Published 2017 · Chemistry
Plant leaves are recognised as a potential source for food applications based on their nutritional profile and interesting technological properties of leaf components, and based on the large availability of plant leaves in agricultural waste streams. Besides proteins, leaves have a rich nutritional profile (e.g. dietary fibres, minerals and secondary metabolites) and consist of complex biological structures (e.g. chloroplastic membranes) that can be explored as novel fractions that ultimately broaden the use of leaves. The overall aim of this thesis is to explore green leaves as a food source, with emphasis on neglected leaf fractions. This thesis describes a processing approach that aims at separating/generating enriched- functional fractions rather than pure components, and highlights the implications for value creation out of green leaves. The extraction of leaf membrane proteins is investigated using a proteomics extraction method, while the properties of other valuable leaf components (complexes and fibres) are analysed for techno-functional applications. Furthermore, the feasibility of leaves as a food source is studied at an industrial scale, considering large scale processing and options for leaf stabilisation. The extraction of proteins from sugar beet leaves is evaluated in Chapter 2 by using a traditional heat coagulation method. The heat treatment is thought to precipitate the insoluble proteins together with fibres, chlorophyll and other components, resulting in a green curd. Therefore, the distribution of soluble and insoluble proteins was followed along the extraction process to discern the effect of the heating step on protein fractionation. This study showed that both soluble and insoluble protein distribute almost evenly over the leaf fractions juice, pulp, supernatant and final pellet. The even distribution of the proteins was attributed to the anatomy of leaves and their biological function, which is predominantly the enzymatic activity related to photosynthesis instead of protein storage, which occurs in other plant tissues. This chapter further concludes that striving for high purity severely compromises the yield, and consequently results in inefficient use of the leave proteins.

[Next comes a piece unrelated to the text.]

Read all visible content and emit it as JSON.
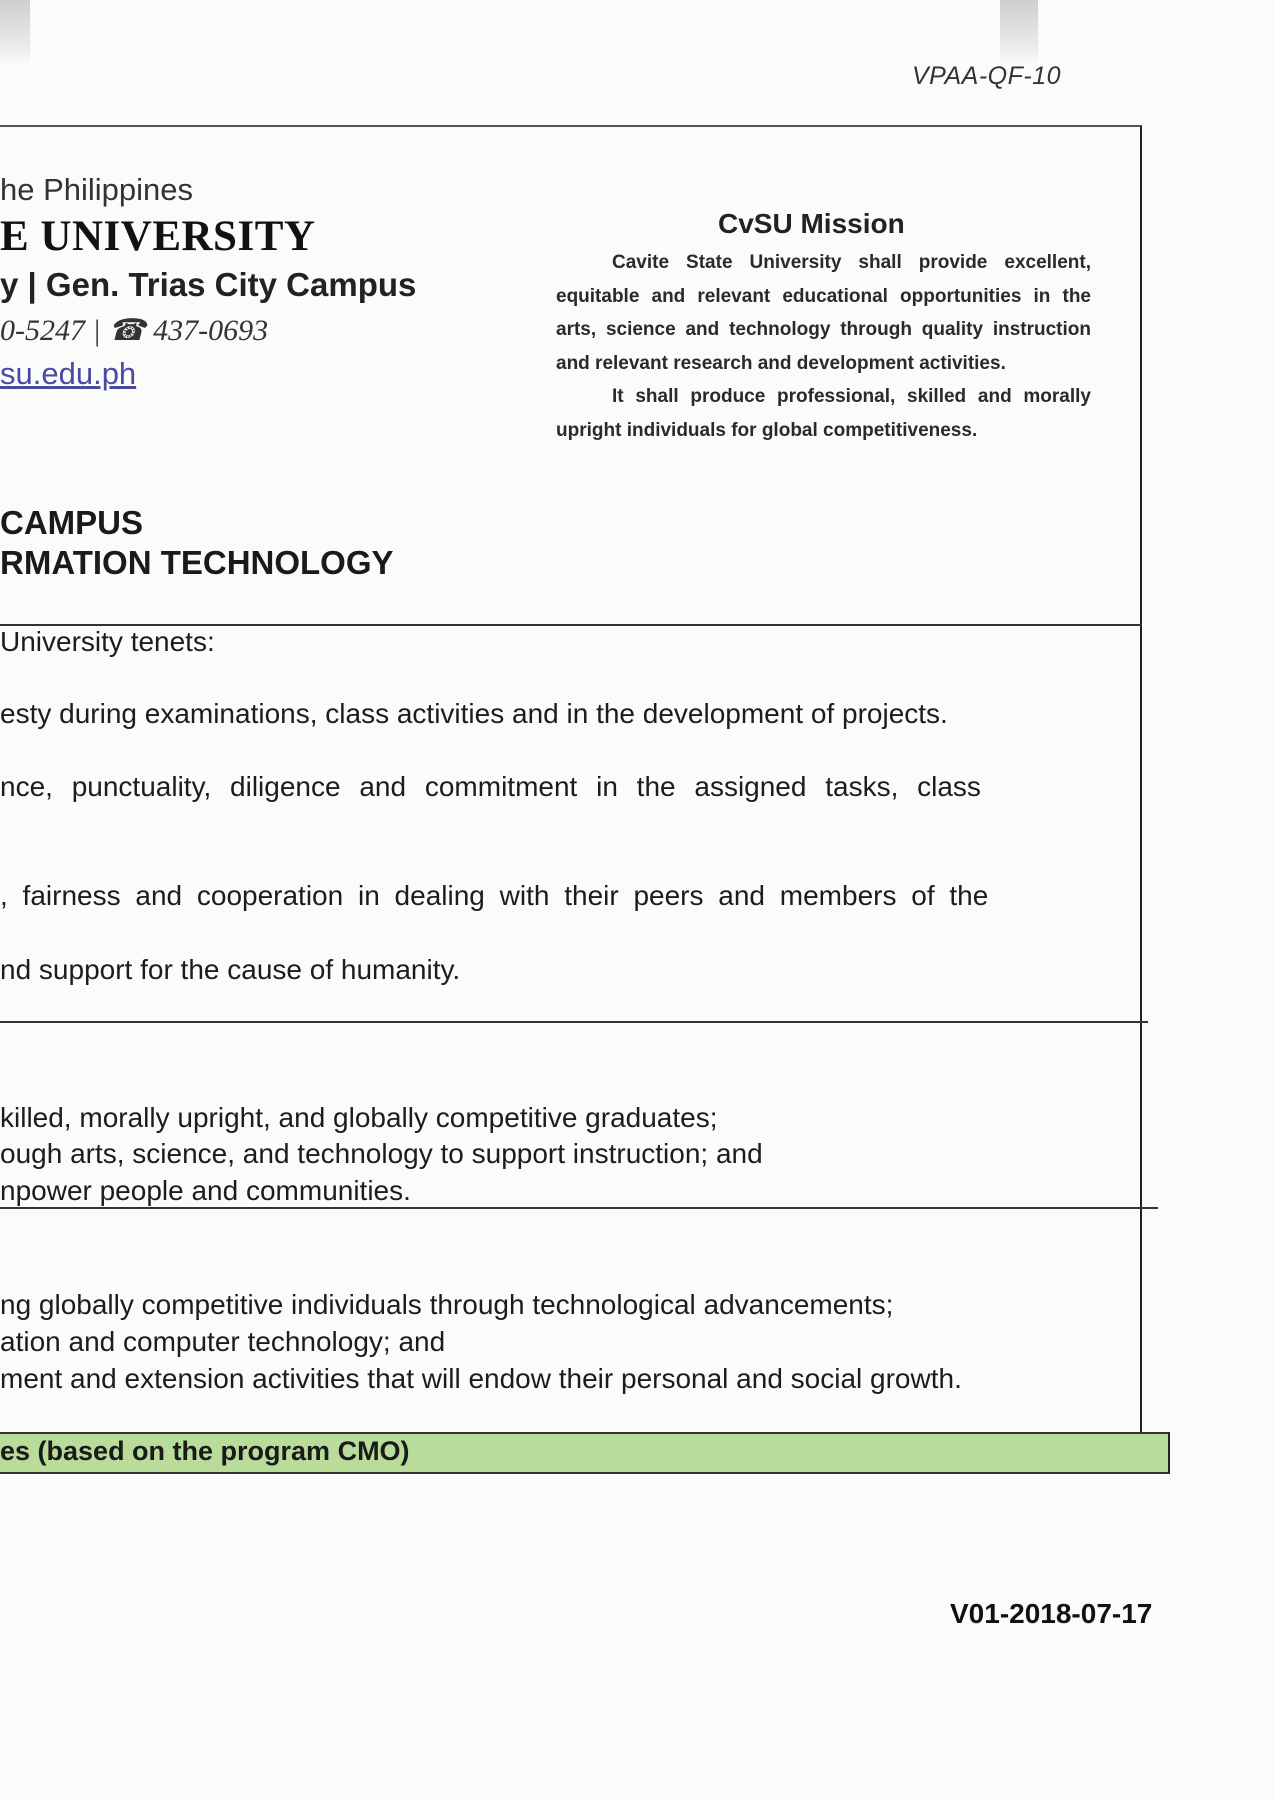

Chapter 3 describes the application of proteomic analytical extraction protocols to analyse the fractionation behaviour of leaf proteins. This analysis lead to the translation into food- grade processes based on four fundamental extraction steps: (1) tissue disruption, (2) enzymatic inhibition, (3) removal of interfering compounds, and (4) protein fractionation and purification. Part of these extraction steps can be translated into food-grade alternatives, while the processing conditions determine the potential properties for food of the final products. Nevertheless, it was concluded that harsh and/or non-food grade conditions were required to isolate the leaf membrane proteins with high purity. Those results were explained by the fact that membrane proteins are heterogeneous w.r.t. charge, hydrophobicity, post- translational modification and complexation, leading to non-selective behaviour when compared with a single pool of proteins. Given the large challenges in isolating membrane proteins from leaves, we studied another approach in which green leaves are considered as a source of naturally structured elements that have relevant techno-functional properties for food products, like the chloroplastic membranes (i.e. thylakoid membranes) and cellulose-rich fibres. Chapter 4 describes the properties of thylakoid membranes and their emulsifying mechanism. These membranes showed surface active properties and their adsorption kinetics were typical for large molecules or soft particles. The thylakoid fragments can effectively stabilise emulsion droplets, even though aggregation was observed already during emulsion preparation and increased with increased thylakoid concentration. Both composition and structure make thylakoid membranes suitable as a biobased material for food and pharma applications. To continue exploring valuable fractions from leaves, Chapter 5 reports on the interfacial behaviour of cellulose-rich particles obtained from leaf pulp. Cellulosic particles were produced from the pulp obtained after leaf pressing. The particles spontaneous adsorption onto the oil-water interface and interfacial behaviour similar to that of solid particles. Addition of cellulosic particles to oil-in-water emulsions resulted in stable emulsions above a particle concentration of 0.1 w/v%, although phase separation was observed. The particle fines (0.04 – 1.0 µm) stabilised the droplet interface, while large particles formed a network in the continuous phase and rendered a top (green) phase in the emulsions. Finding applications for leaf side streams, like leaf pulp, broadens the options for total leaf processing and contributes to resource use optimisation. A sustainability assessment of leaf processing is discussed in Chapter 6, considering the challenges that may appear at industrial scale. The seasonal availability of sugar beet plants implies the need of processing large amounts of biomass within a short time due to their high moisture content (85 - 90%) and their sensitivity to spoilage. Processing options were evaluated on their resource use efficiency in terms of energy requirement and exergy indicators. A decentralised process constitutes a good option compared to freezing, since solid side streams can be directly returned the land, leaving nutrients to the soil, and reducing transportation loads. With a decentralised process, freezing of the leaves becomes unnecessary; the leaf juice is transported while chilled, resembling the transportation of fresh milk that is also chill-transported from the farm to a central factory. Chapter 7 concludes this thesis with a general discussion of the main findings. An integrated process for leaf valorisation is described, which combines the production of functional fractions with the production of bulk products such as protein-rich and fibre-rich fractions. A compilation of data on protein yield and protein purity of fractions obtained from protein crops (e.g. soy, lupine beans, pulses) and from photosynthetic active tissues (e.g., leaves, algae, duckweed) is included. Protein crops reach 50 - 60% protein yield with a protein purity of ~ 90%, whereas leaves and other photosynthetic active tissues reach similar protein purity (60 – 80 w/w% protein) but at much lower yields (10%). We hypothesize that the low yields are due to the small length scale in which protein is structured inside the leaves and the lack of protein storage anatomy in these tissues. Therefore, we conclude that leaf valorisation requires non-conventional approaches that go beyond higher extraction yields but that consider a complete use of the biomass.